▸ Task to complete
Your task is to filter the data below down to the lines holding "Show".

[Excerpts from an interface dataset]
=== Begin Enclosure ===

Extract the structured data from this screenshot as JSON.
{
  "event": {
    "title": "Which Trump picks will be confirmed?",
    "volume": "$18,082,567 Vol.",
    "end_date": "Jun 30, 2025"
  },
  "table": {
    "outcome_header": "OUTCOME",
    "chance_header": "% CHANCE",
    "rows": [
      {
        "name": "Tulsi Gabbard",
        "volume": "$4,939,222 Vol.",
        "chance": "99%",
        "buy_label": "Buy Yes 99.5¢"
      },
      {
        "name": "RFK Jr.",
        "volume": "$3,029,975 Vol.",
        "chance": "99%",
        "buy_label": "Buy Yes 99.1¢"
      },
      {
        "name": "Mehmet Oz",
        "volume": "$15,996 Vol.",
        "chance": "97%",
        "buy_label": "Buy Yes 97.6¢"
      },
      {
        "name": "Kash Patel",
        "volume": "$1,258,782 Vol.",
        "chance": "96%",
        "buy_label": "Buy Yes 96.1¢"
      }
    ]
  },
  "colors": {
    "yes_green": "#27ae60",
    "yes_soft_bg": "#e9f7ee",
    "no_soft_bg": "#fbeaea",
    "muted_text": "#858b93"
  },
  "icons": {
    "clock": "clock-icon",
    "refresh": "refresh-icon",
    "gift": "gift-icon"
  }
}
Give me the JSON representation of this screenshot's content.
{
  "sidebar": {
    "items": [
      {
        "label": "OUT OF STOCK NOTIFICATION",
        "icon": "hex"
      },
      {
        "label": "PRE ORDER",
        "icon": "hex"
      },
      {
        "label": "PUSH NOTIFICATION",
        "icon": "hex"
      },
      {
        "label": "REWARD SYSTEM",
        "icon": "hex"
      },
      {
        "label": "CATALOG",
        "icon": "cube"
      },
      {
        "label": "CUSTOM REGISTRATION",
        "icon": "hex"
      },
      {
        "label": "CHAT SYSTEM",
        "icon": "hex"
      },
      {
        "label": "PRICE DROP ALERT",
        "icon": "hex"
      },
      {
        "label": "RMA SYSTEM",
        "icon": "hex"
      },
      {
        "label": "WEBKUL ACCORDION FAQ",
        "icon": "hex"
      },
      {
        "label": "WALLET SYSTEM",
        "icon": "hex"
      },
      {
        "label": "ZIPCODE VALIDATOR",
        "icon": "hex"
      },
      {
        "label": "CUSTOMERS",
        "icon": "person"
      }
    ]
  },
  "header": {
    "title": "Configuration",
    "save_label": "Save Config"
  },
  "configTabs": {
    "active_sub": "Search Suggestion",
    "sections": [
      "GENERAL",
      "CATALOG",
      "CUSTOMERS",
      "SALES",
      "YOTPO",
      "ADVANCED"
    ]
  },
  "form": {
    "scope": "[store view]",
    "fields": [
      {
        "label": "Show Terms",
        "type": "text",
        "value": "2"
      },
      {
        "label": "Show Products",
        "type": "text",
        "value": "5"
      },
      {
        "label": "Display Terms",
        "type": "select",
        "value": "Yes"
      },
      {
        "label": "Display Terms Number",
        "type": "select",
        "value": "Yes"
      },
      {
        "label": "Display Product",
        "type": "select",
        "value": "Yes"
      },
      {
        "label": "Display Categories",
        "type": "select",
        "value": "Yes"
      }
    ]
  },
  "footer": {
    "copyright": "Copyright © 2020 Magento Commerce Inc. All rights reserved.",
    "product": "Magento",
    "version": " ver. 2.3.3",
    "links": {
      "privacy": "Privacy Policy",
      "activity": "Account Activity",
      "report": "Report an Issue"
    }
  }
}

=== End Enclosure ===

▸ Response box
        "label": "Show Terms",
        "label": "Show Products",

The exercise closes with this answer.